### TASK DESCRIPTION
In the entries below, how many lines hold the string "title"? Give only the number.

··· EXCERPTED RECORDS ···

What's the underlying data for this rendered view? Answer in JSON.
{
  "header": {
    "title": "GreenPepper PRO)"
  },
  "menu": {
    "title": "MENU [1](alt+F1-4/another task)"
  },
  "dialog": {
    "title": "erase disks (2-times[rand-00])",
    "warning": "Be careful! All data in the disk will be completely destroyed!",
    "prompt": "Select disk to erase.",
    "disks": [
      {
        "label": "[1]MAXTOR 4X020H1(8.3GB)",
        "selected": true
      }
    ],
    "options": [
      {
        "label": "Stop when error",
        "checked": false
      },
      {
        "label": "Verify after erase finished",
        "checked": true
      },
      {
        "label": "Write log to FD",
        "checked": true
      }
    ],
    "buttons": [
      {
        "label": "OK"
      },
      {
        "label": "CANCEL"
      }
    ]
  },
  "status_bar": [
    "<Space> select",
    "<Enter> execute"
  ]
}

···

### SOLUTION TO THIS PROBLEM
3